Scutellaria lateriflora L.

Mad-dog Skullcap

Scutellaria lateriflora plant

Family - Lamiaceae

Stems - Erect to reclining, single or multiple from base, from fibrous roots, to 1m tall, branching, 4-angled, becoming purple in strong sun, hollow, glabrous to pubescent in inflorescence.

Leaves - Opposite, petiolate, decussate. Petioles to 1.5cm long, with a few sparse appressed hairs, with an adaxial groove, often purple in strong sun. Blades ovate, acute to acuminate, serrate to crenate-serrate, truncate to rounded at the base, to +2cm broad, +4cm long, mostly glabrous, light green below, dull green above. Veins impressed above, expressed below. Margins of serrations sparse antrorse strigillose.

Scutellaria lateriflora leaves

Inflorescence - Terminal and axillary bracteate racemes to +10cm long. Flowers secund and paired. Pedicels -1mm long in flower, puberulent. Each pedicel subtended by a bract. Bracts reduced upward. Axis of raceme glabrous or with antrorse hairs on the angles.

Flowers - Corolla to +7mm long, bilabiate, blue-purple (rarely white), pubescent externally. Lower lip single-lobed, rounded to emarginate at the apex, to 2.3mm broad, -2mm long. Upper lip shallowly 3-lobed. Lobes rounded. Central lobe slightly emarginate, shorter than lower lip, galeate. Stamens 4, didynamous, included, adnate in lower 2/3 of the corolla tube. Filaments white, sparsely pubescent, +/-3mm long. Anthers yellow, .4mm long. Style exserted between the upper pair of stamens, included under the galea, glabrous, translucent, +/-4.5mm long. Calyx bilabiate (each lip single-lobed and rounded), 2.2mm long in flower, accrescent, puberulent (sometimes glandular). Dorsal protuberance of calyx -1mm long and broad. Ovary 4-lobed, subtended by a disk-shaped nectary, .5mm broad in flower. Lobes of ovary in an "auditorium" fashion, with two lobes raised higher than the other two.

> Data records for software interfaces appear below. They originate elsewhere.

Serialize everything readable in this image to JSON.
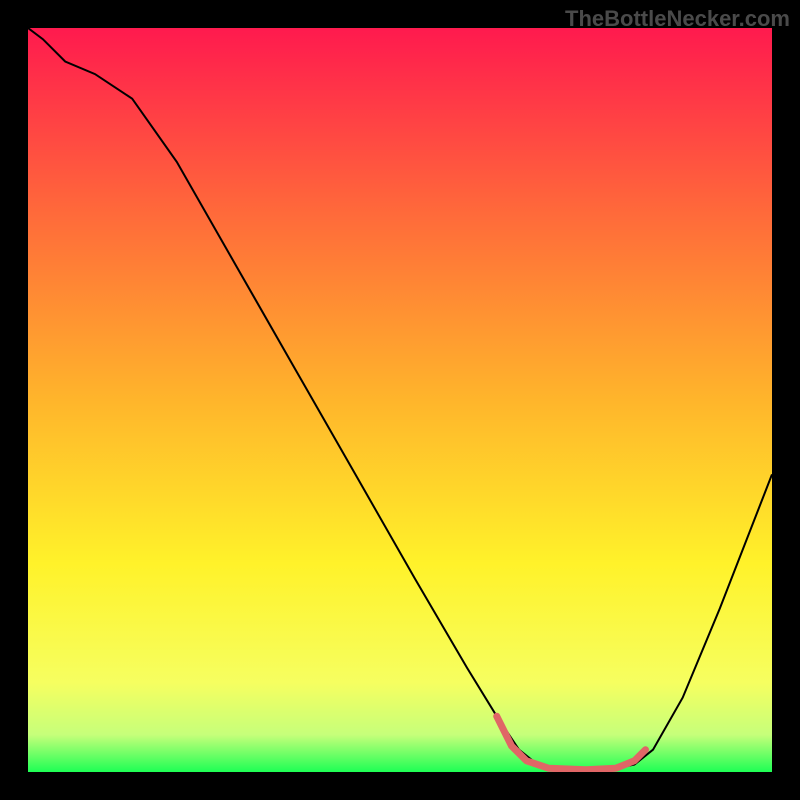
{
  "watermark": "TheBottleNecker.com",
  "chart_data": {
    "type": "line",
    "title": "",
    "xlabel": "",
    "ylabel": "",
    "xlim": [
      0,
      100
    ],
    "ylim": [
      0,
      100
    ],
    "gradient_stops": [
      {
        "offset": 0,
        "color": "#ff1a4e"
      },
      {
        "offset": 25,
        "color": "#ff6a3a"
      },
      {
        "offset": 50,
        "color": "#ffb52b"
      },
      {
        "offset": 72,
        "color": "#fff22a"
      },
      {
        "offset": 88,
        "color": "#f6ff60"
      },
      {
        "offset": 95,
        "color": "#c6ff7a"
      },
      {
        "offset": 100,
        "color": "#1eff55"
      }
    ],
    "series": [
      {
        "name": "bottleneck-curve",
        "color": "#000000",
        "points": [
          {
            "x": 0.0,
            "y": 100.0
          },
          {
            "x": 2.0,
            "y": 98.5
          },
          {
            "x": 5.0,
            "y": 95.5
          },
          {
            "x": 9.0,
            "y": 93.8
          },
          {
            "x": 14.0,
            "y": 90.5
          },
          {
            "x": 20.0,
            "y": 82.0
          },
          {
            "x": 28.0,
            "y": 68.0
          },
          {
            "x": 36.0,
            "y": 54.0
          },
          {
            "x": 44.0,
            "y": 40.0
          },
          {
            "x": 52.0,
            "y": 26.0
          },
          {
            "x": 59.0,
            "y": 14.0
          },
          {
            "x": 63.0,
            "y": 7.5
          },
          {
            "x": 66.0,
            "y": 3.0
          },
          {
            "x": 68.5,
            "y": 1.0
          },
          {
            "x": 72.0,
            "y": 0.3
          },
          {
            "x": 78.0,
            "y": 0.3
          },
          {
            "x": 81.5,
            "y": 1.0
          },
          {
            "x": 84.0,
            "y": 3.0
          },
          {
            "x": 88.0,
            "y": 10.0
          },
          {
            "x": 93.0,
            "y": 22.0
          },
          {
            "x": 100.0,
            "y": 40.0
          }
        ]
      },
      {
        "name": "trough-highlight",
        "color": "#e06666",
        "stroke_width": 7,
        "points": [
          {
            "x": 63.0,
            "y": 7.5
          },
          {
            "x": 65.0,
            "y": 3.5
          },
          {
            "x": 67.0,
            "y": 1.5
          },
          {
            "x": 70.0,
            "y": 0.5
          },
          {
            "x": 75.0,
            "y": 0.3
          },
          {
            "x": 79.0,
            "y": 0.5
          },
          {
            "x": 81.5,
            "y": 1.5
          },
          {
            "x": 83.0,
            "y": 3.0
          }
        ]
      }
    ]
  }
}
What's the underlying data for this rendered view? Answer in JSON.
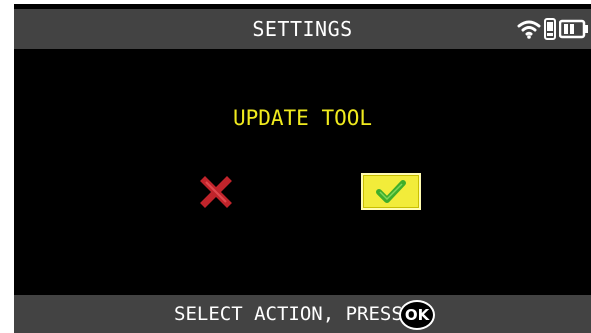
{
  "header": {
    "title": "SETTINGS",
    "status_icons": [
      "wifi-icon",
      "phone-link-icon",
      "battery-icon"
    ]
  },
  "dialog": {
    "title": "UPDATE TOOL",
    "cancel_icon": "cross-icon",
    "confirm_icon": "checkmark-icon",
    "selected": "confirm"
  },
  "footer": {
    "instruction": "SELECT ACTION, PRESS",
    "ok_label": "OK"
  },
  "colors": {
    "screen_bg": "#000000",
    "bar_bg": "#434343",
    "title_yellow": "#f0ea1e",
    "cancel_red": "#c0242b",
    "confirm_bg": "#f2ec3a",
    "check_green": "#3fae2a"
  }
}
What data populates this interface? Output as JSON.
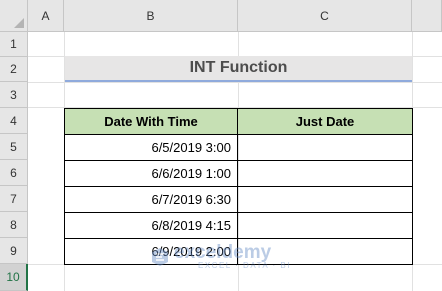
{
  "columns": [
    "A",
    "B",
    "C"
  ],
  "rows": [
    "1",
    "2",
    "3",
    "4",
    "5",
    "6",
    "7",
    "8",
    "9",
    "10"
  ],
  "title": "INT Function",
  "table": {
    "headers": [
      "Date With Time",
      "Just Date"
    ],
    "rows": [
      [
        "6/5/2019 3:00",
        ""
      ],
      [
        "6/6/2019 1:00",
        ""
      ],
      [
        "6/7/2019 6:30",
        ""
      ],
      [
        "6/8/2019 4:15",
        ""
      ],
      [
        "6/9/2019 2:00",
        ""
      ]
    ]
  },
  "watermark": {
    "name": "exceldemy",
    "tagline": "EXCEL · DATA · BI"
  },
  "colors": {
    "header_fill": "#c6e0b4",
    "title_fill": "#e7e6e6",
    "title_underline": "#8faadc",
    "active_row_accent": "#217346"
  }
}
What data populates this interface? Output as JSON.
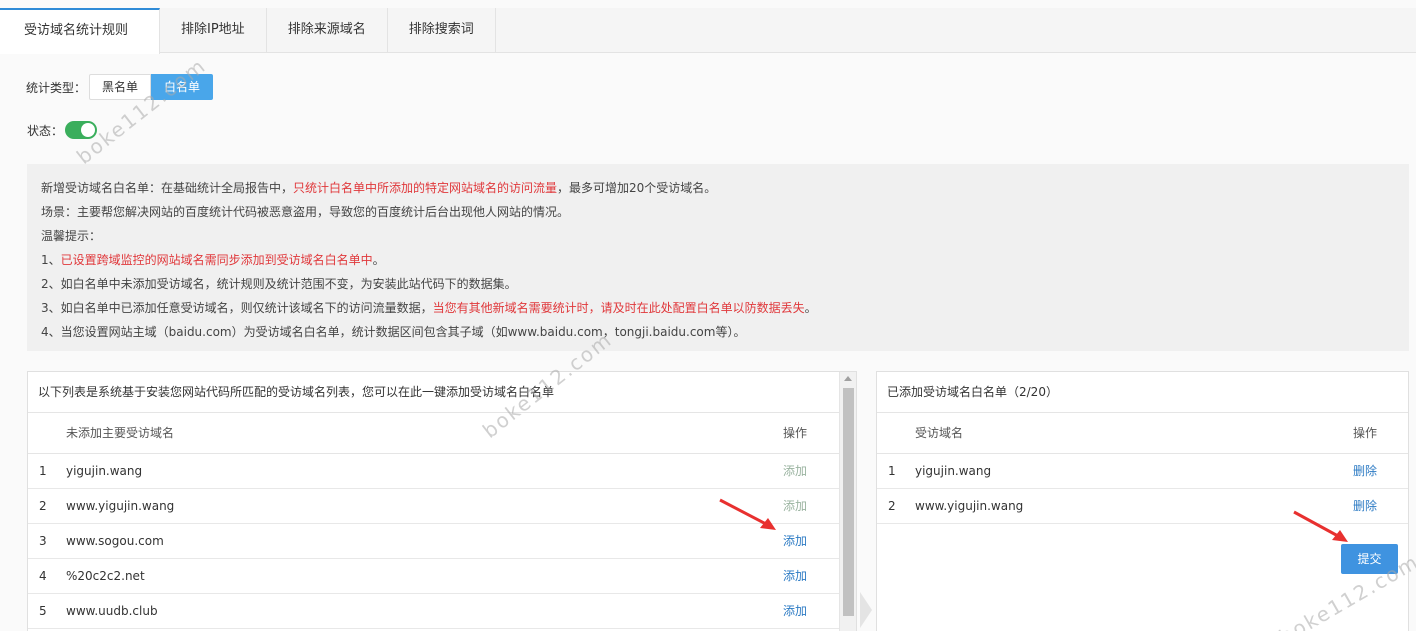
{
  "tabs": [
    {
      "label": "受访域名统计规则",
      "active": true
    },
    {
      "label": "排除IP地址",
      "active": false
    },
    {
      "label": "排除来源域名",
      "active": false
    },
    {
      "label": "排除搜索词",
      "active": false
    }
  ],
  "stat_type": {
    "label": "统计类型：",
    "options": [
      "黑名单",
      "白名单"
    ],
    "selected": "白名单"
  },
  "status": {
    "label": "状态：",
    "enabled": true
  },
  "info": {
    "line1_a": "新增受访域名白名单：在基础统计全局报告中，",
    "line1_b": "只统计白名单中所添加的特定网站域名的访问流量",
    "line1_c": "，最多可增加20个受访域名。",
    "line2": "场景：主要帮您解决网站的百度统计代码被恶意盗用，导致您的百度统计后台出现他人网站的情况。",
    "line3": "温馨提示：",
    "line4_a": "1、",
    "line4_b": "已设置跨域监控的网站域名需同步添加到受访域名白名单中",
    "line4_c": "。",
    "line5": "2、如白名单中未添加受访域名，统计规则及统计范围不变，为安装此站代码下的数据集。",
    "line6_a": "3、如白名单中已添加任意受访域名，则仅统计该域名下的访问流量数据，",
    "line6_b": "当您有其他新域名需要统计时，请及时在此处配置白名单以防数据丢失",
    "line6_c": "。",
    "line7": "4、当您设置网站主域（baidu.com）为受访域名白名单，统计数据区间包含其子域（如www.baidu.com，tongji.baidu.com等）。"
  },
  "left_panel": {
    "title": "以下列表是系统基于安装您网站代码所匹配的受访域名列表，您可以在此一键添加受访域名白名单",
    "col_name": "未添加主要受访域名",
    "col_op": "操作",
    "rows": [
      {
        "idx": "1",
        "name": "yigujin.wang",
        "op": "添加",
        "disabled": true
      },
      {
        "idx": "2",
        "name": "www.yigujin.wang",
        "op": "添加",
        "disabled": true
      },
      {
        "idx": "3",
        "name": "www.sogou.com",
        "op": "添加",
        "disabled": false
      },
      {
        "idx": "4",
        "name": "%20c2c2.net",
        "op": "添加",
        "disabled": false
      },
      {
        "idx": "5",
        "name": "www.uudb.club",
        "op": "添加",
        "disabled": false
      }
    ]
  },
  "right_panel": {
    "title": "已添加受访域名白名单（2/20）",
    "col_name": "受访域名",
    "col_op": "操作",
    "rows": [
      {
        "idx": "1",
        "name": "yigujin.wang",
        "op": "删除"
      },
      {
        "idx": "2",
        "name": "www.yigujin.wang",
        "op": "删除"
      }
    ]
  },
  "submit_label": "提交",
  "watermark": "boke112.com",
  "colors": {
    "accent": "#49a6ea",
    "red": "#e0383b",
    "toggle_on": "#3aae5c",
    "link": "#2d7bc4"
  }
}
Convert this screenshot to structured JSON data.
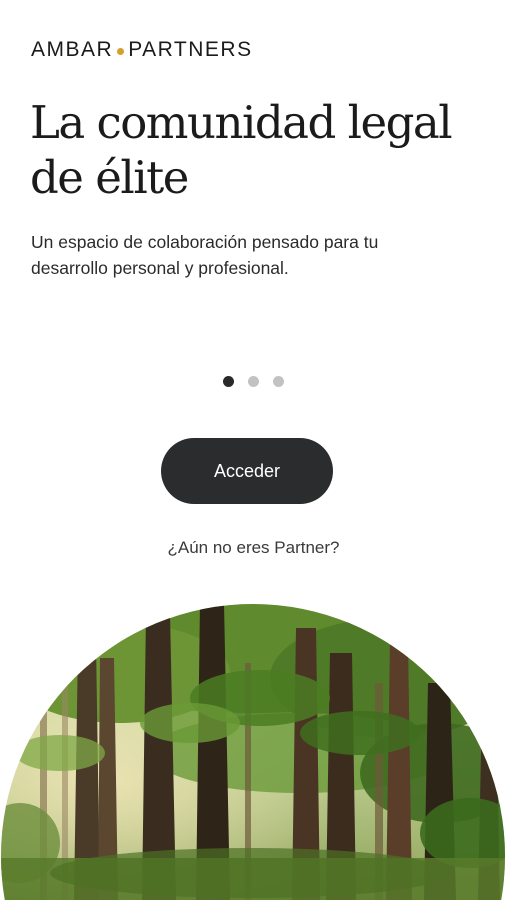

Scutellaria lateriflora flowersFlowers.

Scutellaria lateriflora calyxCalyx.

Scutellaria lateriflora fruitsFruits.

Flowering - June - October.

Habitat - Wet areas.

Origin - Native to U.S.

Other info. - This distinctive species can be found throughout Missouri. The plant is easy to ID while in flower because of its small paired flowers and habitat.
Traditionally this species was widely used as a remedy for many ailments ranging from rabies to epilepsy. The plant does contain a flavinoid, Scutellarin, which is a proven sedative and antispasmodic.

Photographs taken in Brown Summit, NC., 8-2-02.